I conclude with a game played by C.R.M. Talbot in his youth. His enthusiasm for the game helped indirectly to establish the Newport Club in 1855, and many other clubs throughout South Wales. Published in the British Chess Magazine shortly after his death, the game is taken from Howard Staunton’s Chess Players Chronicle, published in 1843. The notes are by the Reverend William Wayte, a contributing editor to the B.C.M. This is coffee house chess, but it does give you an idea of his style of play. Staunton had an irritating habit of giving anonymity to prominent losers.

St. Georges Club, 1843
White: Anon.
Black: C.R.M. Talbot, M.P.

1. e4 e5 10. Bg8 (c) Qg2
2. f4 ef 11. Rf1 Qe4 +
3. Nf3 g5 12. Kf2 (d) Bh3
4. Bc4 Bg7 13. Rg1 (e) Bd4+
5. d4 d6 14. cd Qd4+
6. c3 Nc6 (a) 15. Ke2 Qg1
7. Qb3 Qe7 16. Qh3 Qc1
8. Ng5 Qg5 17. Qc3 Qc3
9. Bf7+ KQ8 (b) 18. Nc3 Rg8 0 – 1

(a) 6…, h6 or 6…, g4 are more usual; but we have always thought the text move worth trying for a change, especially by an attacking player.

(b) With excellent judgement, black escapes a snare into which even the great Labourdonnais fell (game 42 of the series with MacDonnell). After 9…, Kf8 10. Bg8 Rg8 11. Bf4 Qg6! 12. Rf1 with strong attack.

(c) And now white is in too great a hurry to recover his piece – castling would have been more prudent, and occurs if we remember right, in a game of Rosenthal’s.

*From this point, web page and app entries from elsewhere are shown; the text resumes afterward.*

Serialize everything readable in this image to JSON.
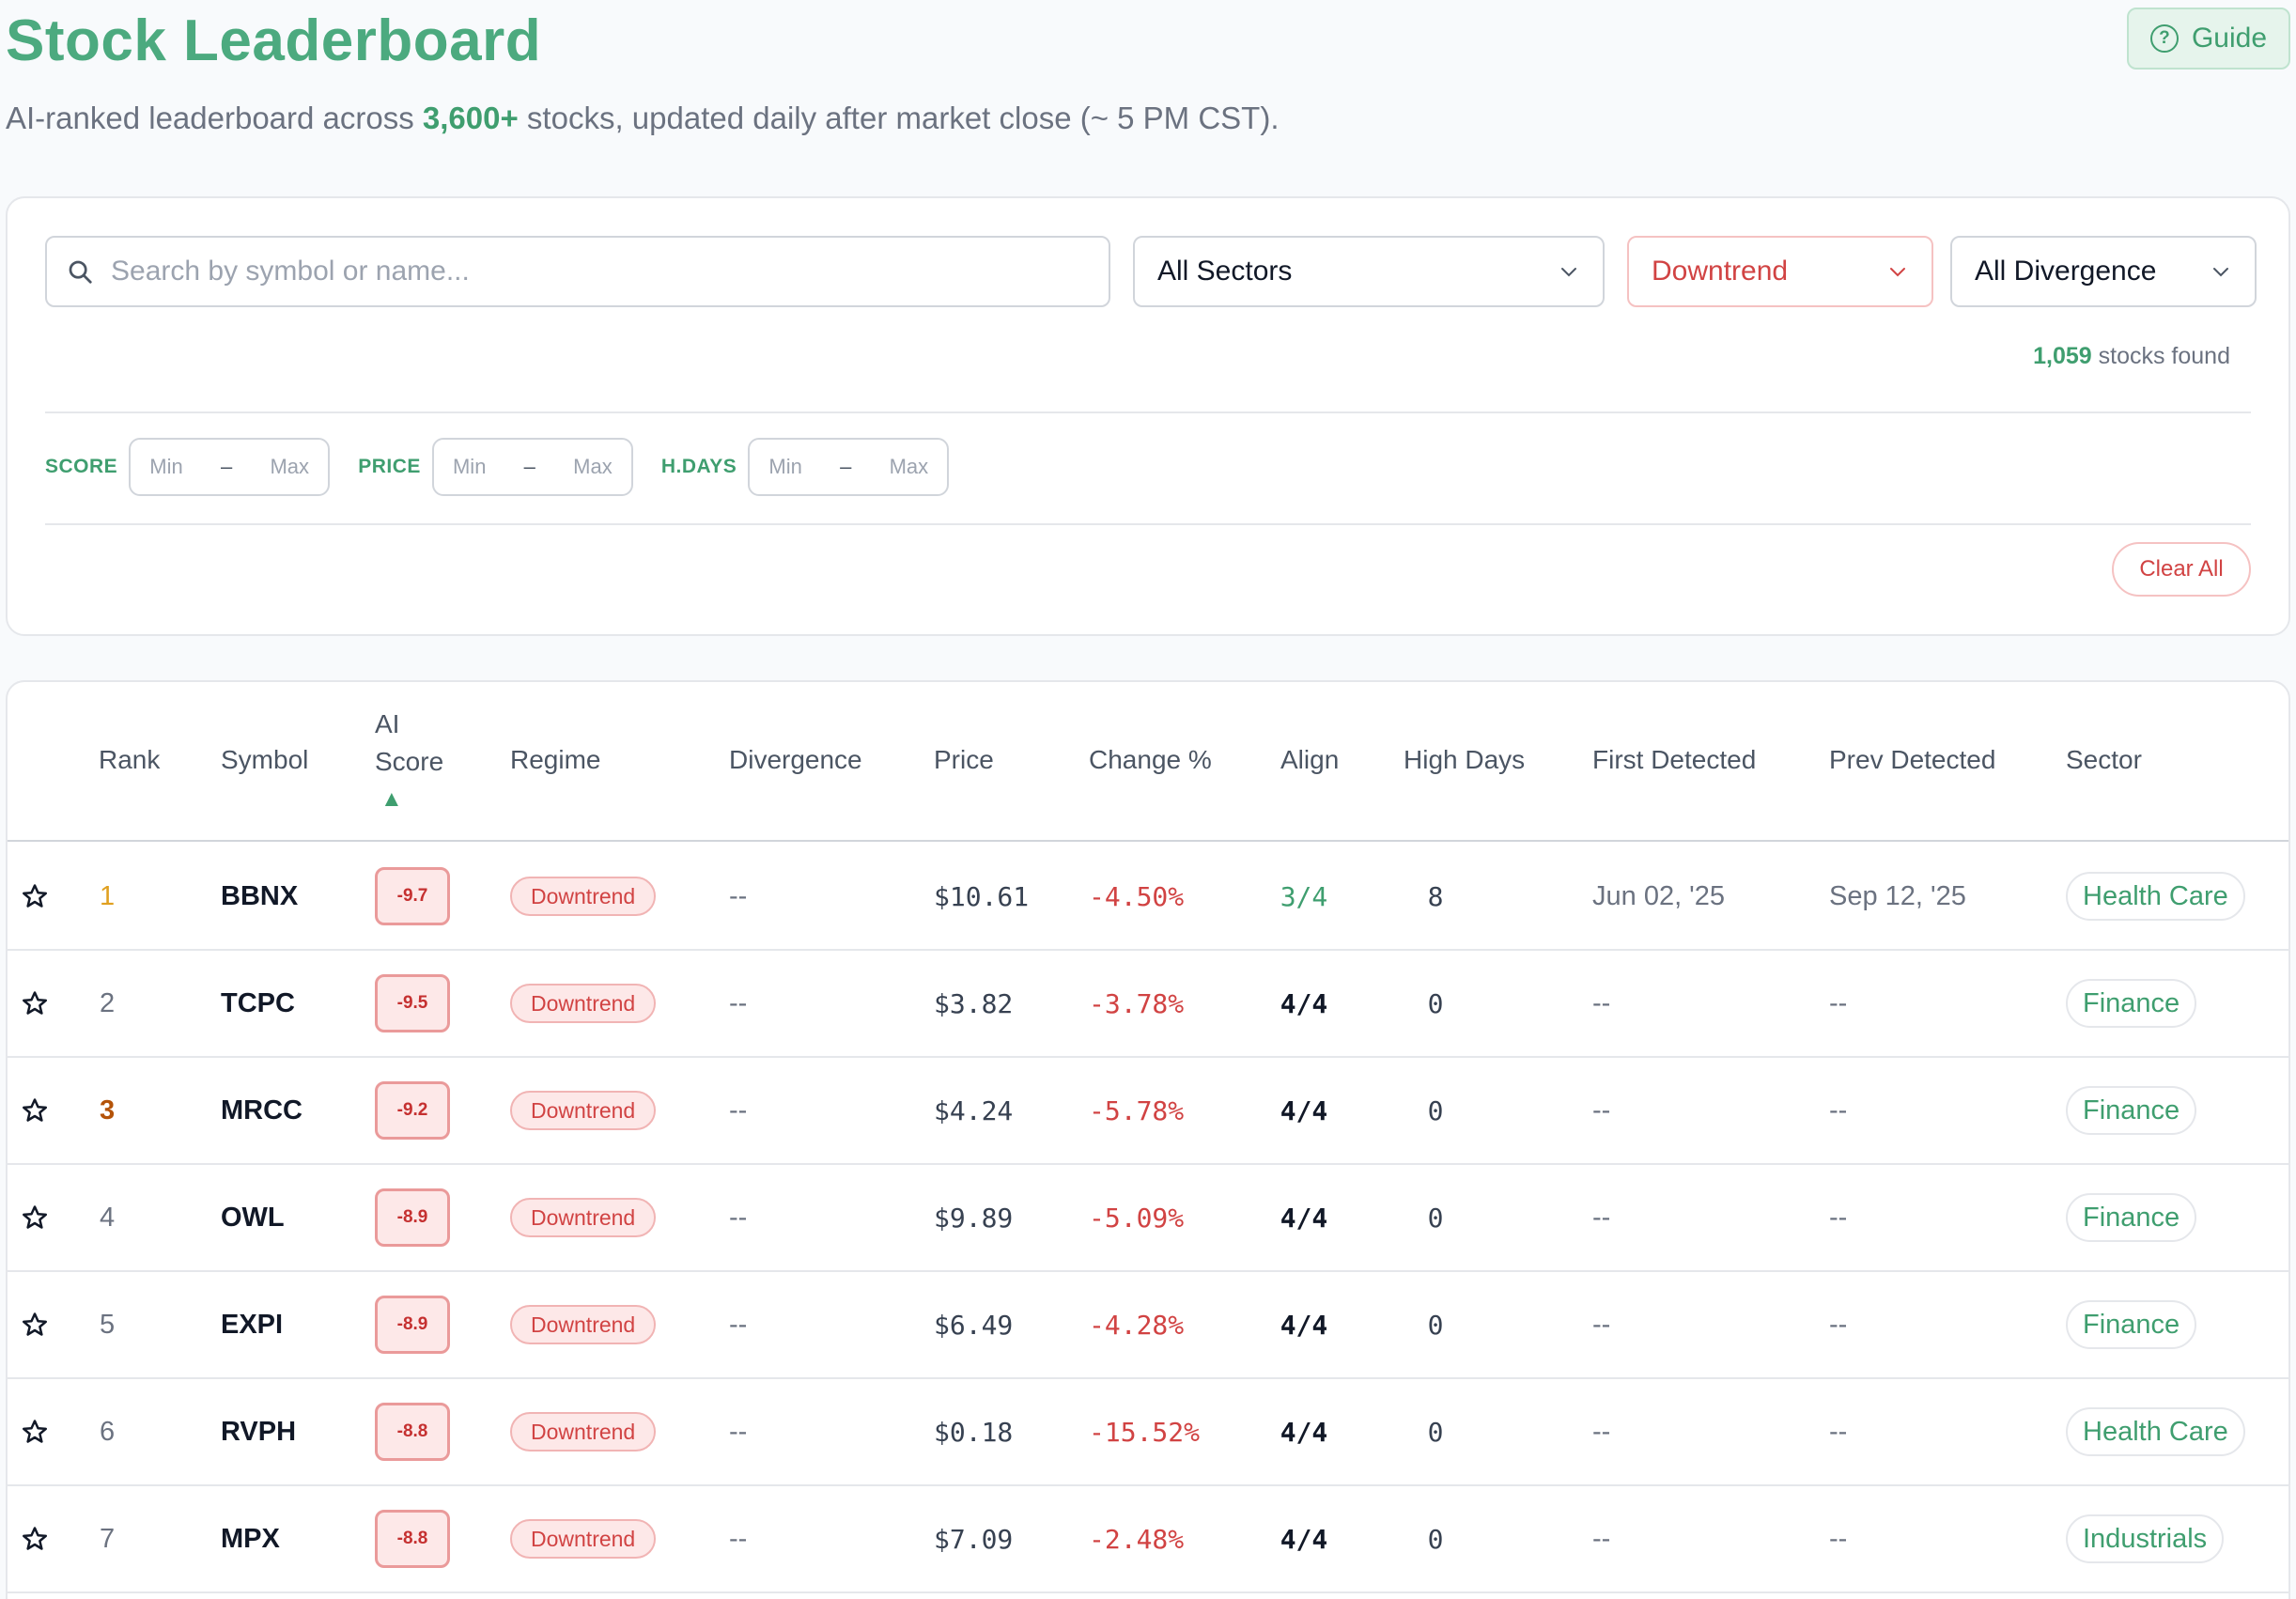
{
  "header": {
    "title": "Stock Leaderboard",
    "subtitle_pre": "AI-ranked leaderboard across ",
    "subtitle_highlight": "3,600+",
    "subtitle_post": " stocks, updated daily after market close (~ 5 PM CST).",
    "guide_label": "Guide"
  },
  "filters": {
    "search_placeholder": "Search by symbol or name...",
    "sector_value": "All Sectors",
    "regime_value": "Downtrend",
    "divergence_value": "All Divergence",
    "found_count": "1,059",
    "found_suffix": " stocks found",
    "ranges": [
      {
        "label": "SCORE",
        "min": "Min",
        "max": "Max"
      },
      {
        "label": "PRICE",
        "min": "Min",
        "max": "Max"
      },
      {
        "label": "H.DAYS",
        "min": "Min",
        "max": "Max"
      }
    ],
    "clear_label": "Clear All"
  },
  "table": {
    "headers": {
      "rank": "Rank",
      "symbol": "Symbol",
      "ai_score_1": "AI",
      "ai_score_2": "Score",
      "ai_score_arrow": "▲",
      "regime": "Regime",
      "divergence": "Divergence",
      "price": "Price",
      "change": "Change %",
      "align": "Align",
      "high_days": "High Days",
      "first_detected": "First Detected",
      "prev_detected": "Prev Detected",
      "sector": "Sector"
    },
    "rows": [
      {
        "rank": "1",
        "symbol": "BBNX",
        "score": "-9.7",
        "regime": "Downtrend",
        "divergence": "--",
        "price": "$10.61",
        "change": "-4.50%",
        "align": "3/4",
        "high_days": "8",
        "first": "Jun 02, '25",
        "prev": "Sep 12, '25",
        "sector": "Health Care"
      },
      {
        "rank": "2",
        "symbol": "TCPC",
        "score": "-9.5",
        "regime": "Downtrend",
        "divergence": "--",
        "price": "$3.82",
        "change": "-3.78%",
        "align": "4/4",
        "high_days": "0",
        "first": "--",
        "prev": "--",
        "sector": "Finance"
      },
      {
        "rank": "3",
        "symbol": "MRCC",
        "score": "-9.2",
        "regime": "Downtrend",
        "divergence": "--",
        "price": "$4.24",
        "change": "-5.78%",
        "align": "4/4",
        "high_days": "0",
        "first": "--",
        "prev": "--",
        "sector": "Finance"
      },
      {
        "rank": "4",
        "symbol": "OWL",
        "score": "-8.9",
        "regime": "Downtrend",
        "divergence": "--",
        "price": "$9.89",
        "change": "-5.09%",
        "align": "4/4",
        "high_days": "0",
        "first": "--",
        "prev": "--",
        "sector": "Finance"
      },
      {
        "rank": "5",
        "symbol": "EXPI",
        "score": "-8.9",
        "regime": "Downtrend",
        "divergence": "--",
        "price": "$6.49",
        "change": "-4.28%",
        "align": "4/4",
        "high_days": "0",
        "first": "--",
        "prev": "--",
        "sector": "Finance"
      },
      {
        "rank": "6",
        "symbol": "RVPH",
        "score": "-8.8",
        "regime": "Downtrend",
        "divergence": "--",
        "price": "$0.18",
        "change": "-15.52%",
        "align": "4/4",
        "high_days": "0",
        "first": "--",
        "prev": "--",
        "sector": "Health Care"
      },
      {
        "rank": "7",
        "symbol": "MPX",
        "score": "-8.8",
        "regime": "Downtrend",
        "divergence": "--",
        "price": "$7.09",
        "change": "-2.48%",
        "align": "4/4",
        "high_days": "0",
        "first": "--",
        "prev": "--",
        "sector": "Industrials"
      }
    ]
  },
  "colors": {
    "brand_green": "#4caa7f",
    "down_red": "#d14343",
    "gold_rank": "#e0a020",
    "bronze_rank": "#b45309"
  },
  "icons": {
    "search": "search-icon",
    "chevron": "chevron-down-icon",
    "help": "help-circle-icon",
    "star": "star-outline-icon"
  }
}
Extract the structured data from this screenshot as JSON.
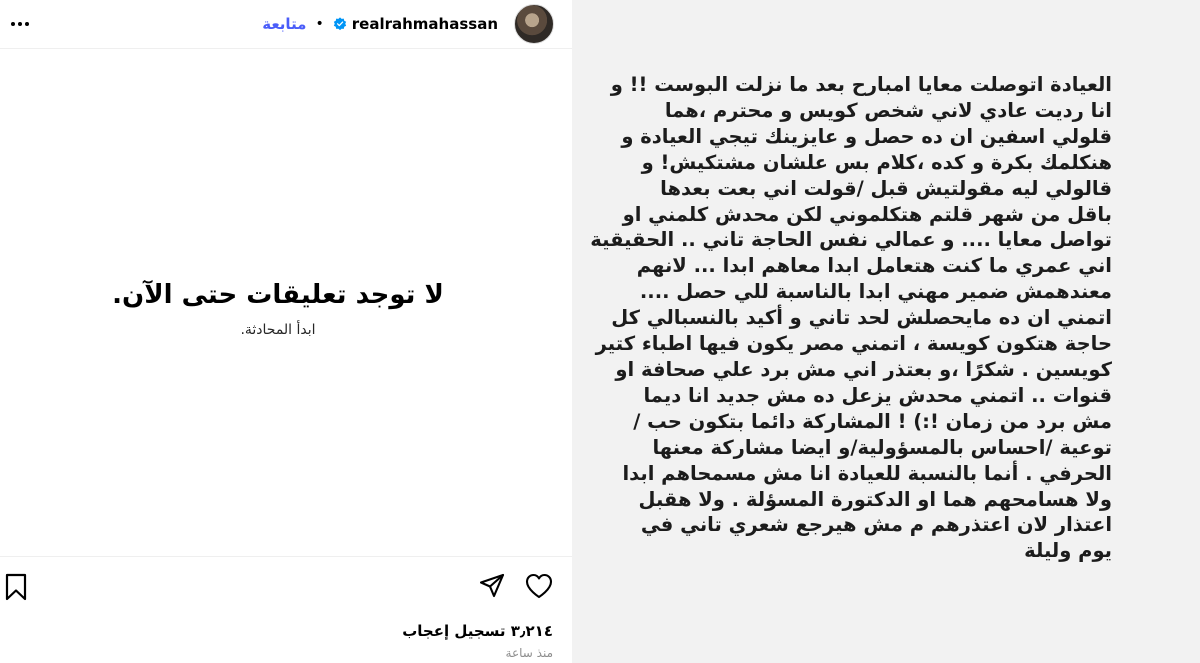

(d) His only move to avoid immediate mate.

(e) If 13. Bd5 then Bd4+ and winning.